# GIVEN ENTRIES

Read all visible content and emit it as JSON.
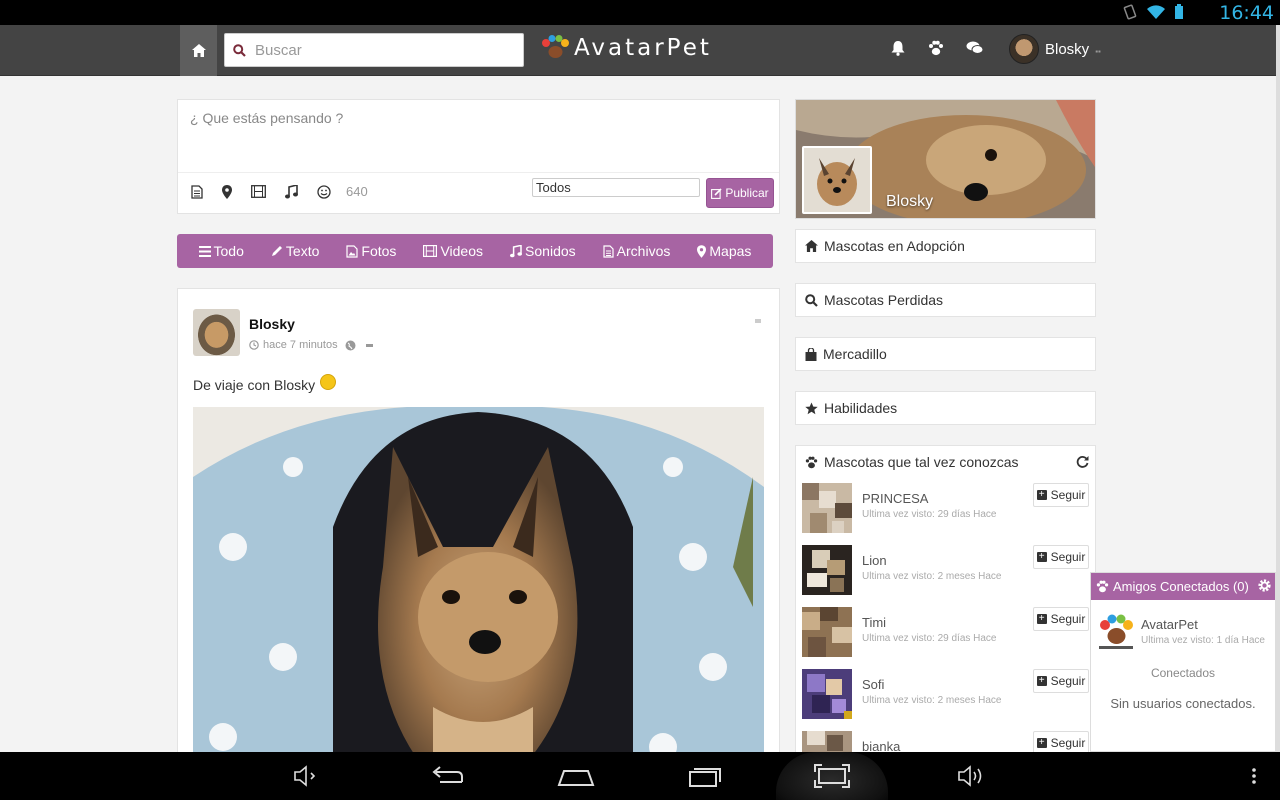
{
  "status_bar": {
    "time": "16:44"
  },
  "navbar": {
    "search_placeholder": "Buscar",
    "logo_text": "AvatarPet",
    "username": "Blosky"
  },
  "composer": {
    "placeholder": "¿ Que estás pensando ?",
    "char_count": "640",
    "privacy_value": "Todos",
    "publish_label": "Publicar"
  },
  "filters": [
    "Todo",
    "Texto",
    "Fotos",
    "Videos",
    "Sonidos",
    "Archivos",
    "Mapas"
  ],
  "post": {
    "author": "Blosky",
    "time": "hace 7 minutos",
    "text": "De viaje con Blosky"
  },
  "profile": {
    "name": "Blosky"
  },
  "side_links": [
    {
      "label": "Mascotas en Adopción",
      "icon": "home-icon"
    },
    {
      "label": "Mascotas Perdidas",
      "icon": "search-icon"
    },
    {
      "label": "Mercadillo",
      "icon": "shopping-bag-icon"
    },
    {
      "label": "Habilidades",
      "icon": "star-icon"
    }
  ],
  "suggestions": {
    "title": "Mascotas que tal vez conozcas",
    "follow_label": "Seguir",
    "items": [
      {
        "name": "PRINCESA",
        "last_seen": "Ultima vez visto: 29 días Hace"
      },
      {
        "name": "Lion",
        "last_seen": "Ultima vez visto: 2 meses Hace"
      },
      {
        "name": "Timi",
        "last_seen": "Ultima vez visto: 29 días Hace"
      },
      {
        "name": "Sofi",
        "last_seen": "Ultima vez visto: 2 meses Hace"
      },
      {
        "name": "bianka",
        "last_seen": ""
      }
    ]
  },
  "chat": {
    "title": "Amigos Conectados (0)",
    "contact_name": "AvatarPet",
    "contact_last_seen": "Ultima vez visto: 1 día Hace",
    "section_label": "Conectados",
    "empty_text": "Sin usuarios conectados."
  },
  "colors": {
    "accent": "#a764a3",
    "navbar": "#444444",
    "status_time": "#33b5e5"
  }
}
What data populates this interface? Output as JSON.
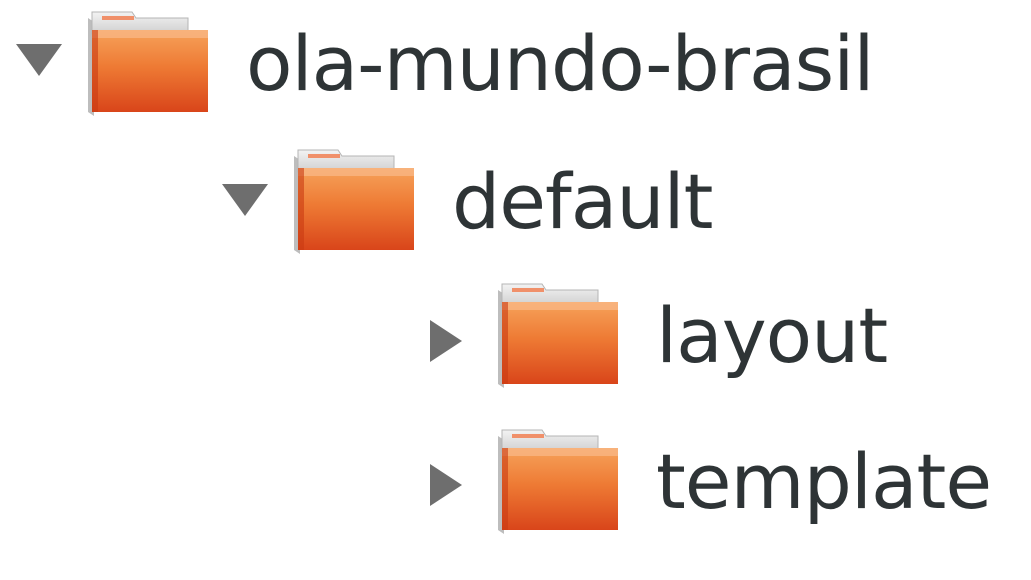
{
  "tree": {
    "nodes": [
      {
        "label": "ola-mundo-brasil",
        "expanded": true,
        "icon": "folder-icon",
        "depth": 0
      },
      {
        "label": "default",
        "expanded": true,
        "icon": "folder-icon",
        "depth": 1
      },
      {
        "label": "layout",
        "expanded": false,
        "icon": "folder-icon",
        "depth": 2
      },
      {
        "label": "template",
        "expanded": false,
        "icon": "folder-icon",
        "depth": 2
      }
    ]
  },
  "colors": {
    "folder_orange": "#e8541a",
    "folder_light": "#f7a35c",
    "expander": "#6e6e6e",
    "text": "#2e3436"
  }
}
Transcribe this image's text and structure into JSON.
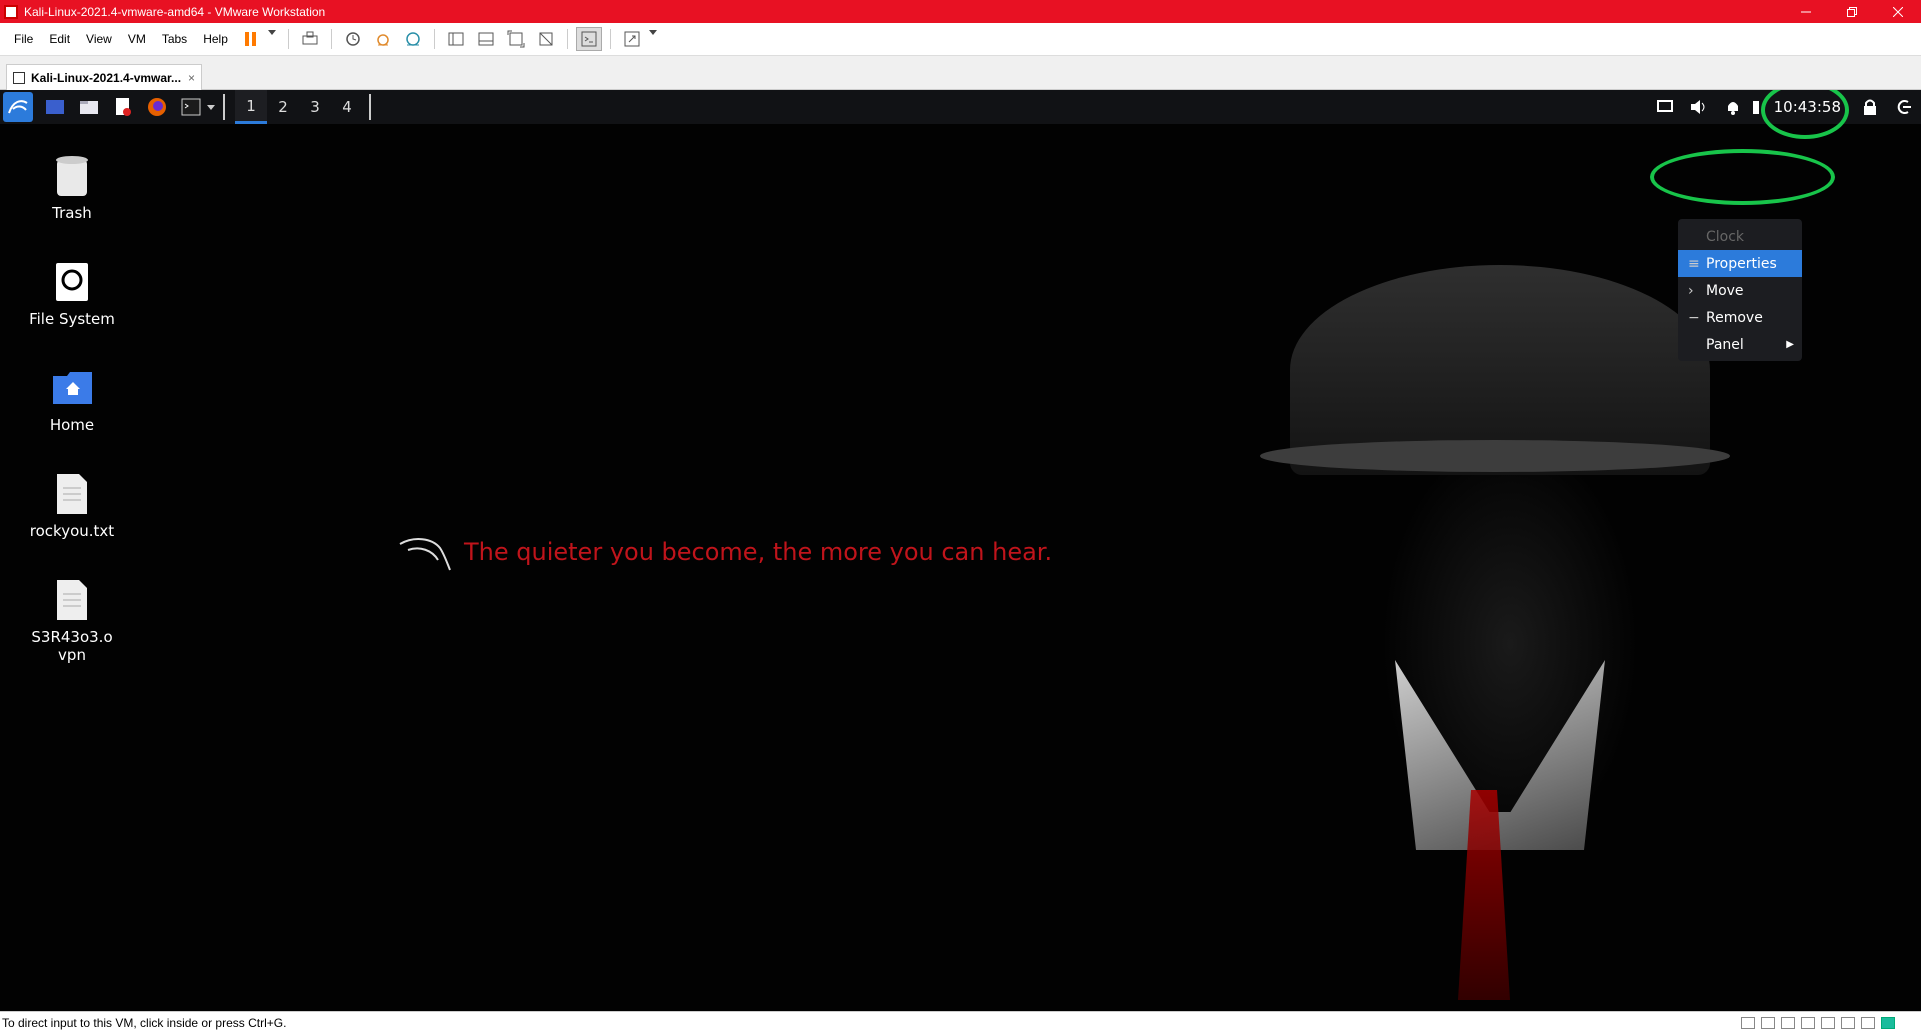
{
  "window": {
    "title": "Kali-Linux-2021.4-vmware-amd64 - VMware Workstation"
  },
  "menubar": {
    "items": [
      "File",
      "Edit",
      "View",
      "VM",
      "Tabs",
      "Help"
    ]
  },
  "tab": {
    "label": "Kali-Linux-2021.4-vmwar...",
    "close": "×"
  },
  "panel": {
    "workspaces": [
      "1",
      "2",
      "3",
      "4"
    ],
    "active_workspace": "1",
    "clock": "10:43:58"
  },
  "desktop": {
    "icons": [
      {
        "label": "Trash",
        "icon": "trash-icon"
      },
      {
        "label": "File System",
        "icon": "drive-icon"
      },
      {
        "label": "Home",
        "icon": "home-folder-icon"
      },
      {
        "label": "rockyou.txt",
        "icon": "text-file-icon"
      },
      {
        "label": "S3R43o3.ovpn",
        "icon": "text-file-icon"
      }
    ],
    "slogan": "The quieter you become, the more you can hear."
  },
  "context_menu": {
    "items": [
      {
        "label": "Clock",
        "state": "disabled"
      },
      {
        "label": "Properties",
        "state": "selected"
      },
      {
        "label": "Move",
        "state": "normal"
      },
      {
        "label": "Remove",
        "state": "normal"
      },
      {
        "label": "Panel",
        "state": "submenu"
      }
    ]
  },
  "statusbar": {
    "hint": "To direct input to this VM, click inside or press Ctrl+G."
  },
  "colors": {
    "vmware_title": "#e81123",
    "kali_accent": "#2c7bdb",
    "slogan_red": "#c0141b",
    "annotation_green": "#18c44a"
  }
}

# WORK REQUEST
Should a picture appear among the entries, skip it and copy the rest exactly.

# COMPLETED TASK
Read all visible content and emit it as JSON.
{
  "status_bar": {
    "time": "16:44"
  },
  "navbar": {
    "search_placeholder": "Buscar",
    "logo_text": "AvatarPet",
    "username": "Blosky"
  },
  "composer": {
    "placeholder": "¿ Que estás pensando ?",
    "char_count": "640",
    "privacy_value": "Todos",
    "publish_label": "Publicar"
  },
  "filters": [
    "Todo",
    "Texto",
    "Fotos",
    "Videos",
    "Sonidos",
    "Archivos",
    "Mapas"
  ],
  "post": {
    "author": "Blosky",
    "time": "hace 7 minutos",
    "text": "De viaje con Blosky"
  },
  "profile": {
    "name": "Blosky"
  },
  "side_links": [
    {
      "label": "Mascotas en Adopción",
      "icon": "home-icon"
    },
    {
      "label": "Mascotas Perdidas",
      "icon": "search-icon"
    },
    {
      "label": "Mercadillo",
      "icon": "shopping-bag-icon"
    },
    {
      "label": "Habilidades",
      "icon": "star-icon"
    }
  ],
  "suggestions": {
    "title": "Mascotas que tal vez conozcas",
    "follow_label": "Seguir",
    "items": [
      {
        "name": "PRINCESA",
        "last_seen": "Ultima vez visto: 29 días Hace"
      },
      {
        "name": "Lion",
        "last_seen": "Ultima vez visto: 2 meses Hace"
      },
      {
        "name": "Timi",
        "last_seen": "Ultima vez visto: 29 días Hace"
      },
      {
        "name": "Sofi",
        "last_seen": "Ultima vez visto: 2 meses Hace"
      },
      {
        "name": "bianka",
        "last_seen": ""
      }
    ]
  },
  "chat": {
    "title": "Amigos Conectados (0)",
    "contact_name": "AvatarPet",
    "contact_last_seen": "Ultima vez visto: 1 día Hace",
    "section_label": "Conectados",
    "empty_text": "Sin usuarios conectados."
  },
  "colors": {
    "accent": "#a764a3",
    "navbar": "#444444",
    "status_time": "#33b5e5"
  }
}
What data populates this interface? Output as JSON.
{
  "tree": {
    "nodes": [
      {
        "label": "ola-mundo-brasil",
        "expanded": true,
        "icon": "folder-icon",
        "depth": 0
      },
      {
        "label": "default",
        "expanded": true,
        "icon": "folder-icon",
        "depth": 1
      },
      {
        "label": "layout",
        "expanded": false,
        "icon": "folder-icon",
        "depth": 2
      },
      {
        "label": "template",
        "expanded": false,
        "icon": "folder-icon",
        "depth": 2
      }
    ]
  },
  "colors": {
    "folder_orange": "#e8541a",
    "folder_light": "#f7a35c",
    "expander": "#6e6e6e",
    "text": "#2e3436"
  }
}
Transcribe this image's text and structure into JSON.
{
  "window": {
    "title": "Kali-Linux-2021.4-vmware-amd64 - VMware Workstation"
  },
  "menubar": {
    "items": [
      "File",
      "Edit",
      "View",
      "VM",
      "Tabs",
      "Help"
    ]
  },
  "tab": {
    "label": "Kali-Linux-2021.4-vmwar...",
    "close": "×"
  },
  "panel": {
    "workspaces": [
      "1",
      "2",
      "3",
      "4"
    ],
    "active_workspace": "1",
    "clock": "10:43:58"
  },
  "desktop": {
    "icons": [
      {
        "label": "Trash",
        "icon": "trash-icon"
      },
      {
        "label": "File System",
        "icon": "drive-icon"
      },
      {
        "label": "Home",
        "icon": "home-folder-icon"
      },
      {
        "label": "rockyou.txt",
        "icon": "text-file-icon"
      },
      {
        "label": "S3R43o3.ovpn",
        "icon": "text-file-icon"
      }
    ],
    "slogan": "The quieter you become, the more you can hear."
  },
  "context_menu": {
    "items": [
      {
        "label": "Clock",
        "state": "disabled"
      },
      {
        "label": "Properties",
        "state": "selected"
      },
      {
        "label": "Move",
        "state": "normal"
      },
      {
        "label": "Remove",
        "state": "normal"
      },
      {
        "label": "Panel",
        "state": "submenu"
      }
    ]
  },
  "statusbar": {
    "hint": "To direct input to this VM, click inside or press Ctrl+G."
  },
  "colors": {
    "vmware_title": "#e81123",
    "kali_accent": "#2c7bdb",
    "slogan_red": "#c0141b",
    "annotation_green": "#18c44a"
  }
}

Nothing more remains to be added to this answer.